Dataset rows describing interfaces:
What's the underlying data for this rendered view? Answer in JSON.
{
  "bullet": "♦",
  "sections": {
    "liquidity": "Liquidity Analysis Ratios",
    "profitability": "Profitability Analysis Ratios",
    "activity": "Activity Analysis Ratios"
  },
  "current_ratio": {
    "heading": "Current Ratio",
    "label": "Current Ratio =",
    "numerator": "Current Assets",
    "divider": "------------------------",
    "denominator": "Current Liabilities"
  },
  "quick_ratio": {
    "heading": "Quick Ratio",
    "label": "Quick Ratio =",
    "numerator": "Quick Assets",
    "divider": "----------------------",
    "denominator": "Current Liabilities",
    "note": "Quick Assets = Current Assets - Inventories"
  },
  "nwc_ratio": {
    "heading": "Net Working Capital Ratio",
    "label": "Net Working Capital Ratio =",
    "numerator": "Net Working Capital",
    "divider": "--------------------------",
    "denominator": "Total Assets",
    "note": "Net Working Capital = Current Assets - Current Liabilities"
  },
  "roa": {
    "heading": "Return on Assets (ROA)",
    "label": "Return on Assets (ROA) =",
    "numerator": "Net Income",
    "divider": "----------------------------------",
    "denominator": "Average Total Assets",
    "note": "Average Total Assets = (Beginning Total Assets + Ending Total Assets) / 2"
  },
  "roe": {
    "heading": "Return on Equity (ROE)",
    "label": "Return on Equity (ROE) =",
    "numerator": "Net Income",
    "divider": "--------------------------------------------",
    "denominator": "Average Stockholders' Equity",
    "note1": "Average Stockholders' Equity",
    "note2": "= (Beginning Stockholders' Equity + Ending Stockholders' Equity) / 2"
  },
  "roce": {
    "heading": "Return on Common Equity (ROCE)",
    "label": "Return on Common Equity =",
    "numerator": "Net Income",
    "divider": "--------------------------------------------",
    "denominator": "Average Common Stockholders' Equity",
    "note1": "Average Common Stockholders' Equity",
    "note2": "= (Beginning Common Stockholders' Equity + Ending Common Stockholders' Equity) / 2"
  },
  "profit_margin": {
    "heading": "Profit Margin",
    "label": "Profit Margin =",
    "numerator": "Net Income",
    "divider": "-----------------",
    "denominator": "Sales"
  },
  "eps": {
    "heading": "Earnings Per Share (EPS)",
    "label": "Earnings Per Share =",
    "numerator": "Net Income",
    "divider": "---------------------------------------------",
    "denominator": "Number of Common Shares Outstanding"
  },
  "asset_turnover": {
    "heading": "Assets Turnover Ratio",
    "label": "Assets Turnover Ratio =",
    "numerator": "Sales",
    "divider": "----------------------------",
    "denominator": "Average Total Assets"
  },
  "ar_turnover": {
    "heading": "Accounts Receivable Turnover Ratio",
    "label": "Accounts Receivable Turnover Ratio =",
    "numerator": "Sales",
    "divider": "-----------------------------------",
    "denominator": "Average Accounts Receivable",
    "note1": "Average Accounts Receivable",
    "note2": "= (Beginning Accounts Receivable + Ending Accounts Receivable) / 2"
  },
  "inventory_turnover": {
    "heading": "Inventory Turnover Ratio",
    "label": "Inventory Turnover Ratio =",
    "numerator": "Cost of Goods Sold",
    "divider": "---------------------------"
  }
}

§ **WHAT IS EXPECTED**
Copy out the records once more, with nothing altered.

§ **WRITTEN RESPONSE**
What's the underlying data for this rendered view? Answer in JSON.
{
  "bullet": "♦",
  "sections": {
    "liquidity": "Liquidity Analysis Ratios",
    "profitability": "Profitability Analysis Ratios",
    "activity": "Activity Analysis Ratios"
  },
  "current_ratio": {
    "heading": "Current Ratio",
    "label": "Current Ratio =",
    "numerator": "Current Assets",
    "divider": "------------------------",
    "denominator": "Current Liabilities"
  },
  "quick_ratio": {
    "heading": "Quick Ratio",
    "label": "Quick Ratio =",
    "numerator": "Quick Assets",
    "divider": "----------------------",
    "denominator": "Current Liabilities",
    "note": "Quick Assets = Current Assets - Inventories"
  },
  "nwc_ratio": {
    "heading": "Net Working Capital Ratio",
    "label": "Net Working Capital Ratio =",
    "numerator": "Net Working Capital",
    "divider": "--------------------------",
    "denominator": "Total Assets",
    "note": "Net Working Capital = Current Assets - Current Liabilities"
  },
  "roa": {
    "heading": "Return on Assets (ROA)",
    "label": "Return on Assets (ROA) =",
    "numerator": "Net Income",
    "divider": "----------------------------------",
    "denominator": "Average Total Assets",
    "note": "Average Total Assets = (Beginning Total Assets + Ending Total Assets) / 2"
  },
  "roe": {
    "heading": "Return on Equity (ROE)",
    "label": "Return on Equity (ROE) =",
    "numerator": "Net Income",
    "divider": "--------------------------------------------",
    "denominator": "Average Stockholders' Equity",
    "note1": "Average Stockholders' Equity",
    "note2": "= (Beginning Stockholders' Equity + Ending Stockholders' Equity) / 2"
  },
  "roce": {
    "heading": "Return on Common Equity (ROCE)",
    "label": "Return on Common Equity =",
    "numerator": "Net Income",
    "divider": "--------------------------------------------",
    "denominator": "Average Common Stockholders' Equity",
    "note1": "Average Common Stockholders' Equity",
    "note2": "= (Beginning Common Stockholders' Equity + Ending Common Stockholders' Equity) / 2"
  },
  "profit_margin": {
    "heading": "Profit Margin",
    "label": "Profit Margin =",
    "numerator": "Net Income",
    "divider": "-----------------",
    "denominator": "Sales"
  },
  "eps": {
    "heading": "Earnings Per Share (EPS)",
    "label": "Earnings Per Share =",
    "numerator": "Net Income",
    "divider": "---------------------------------------------",
    "denominator": "Number of Common Shares Outstanding"
  },
  "asset_turnover": {
    "heading": "Assets Turnover Ratio",
    "label": "Assets Turnover Ratio =",
    "numerator": "Sales",
    "divider": "----------------------------",
    "denominator": "Average Total Assets"
  },
  "ar_turnover": {
    "heading": "Accounts Receivable Turnover Ratio",
    "label": "Accounts Receivable Turnover Ratio =",
    "numerator": "Sales",
    "divider": "-----------------------------------",
    "denominator": "Average Accounts Receivable",
    "note1": "Average Accounts Receivable",
    "note2": "= (Beginning Accounts Receivable + Ending Accounts Receivable) / 2"
  },
  "inventory_turnover": {
    "heading": "Inventory Turnover Ratio",
    "label": "Inventory Turnover Ratio =",
    "numerator": "Cost of Goods Sold",
    "divider": "---------------------------"
  }
}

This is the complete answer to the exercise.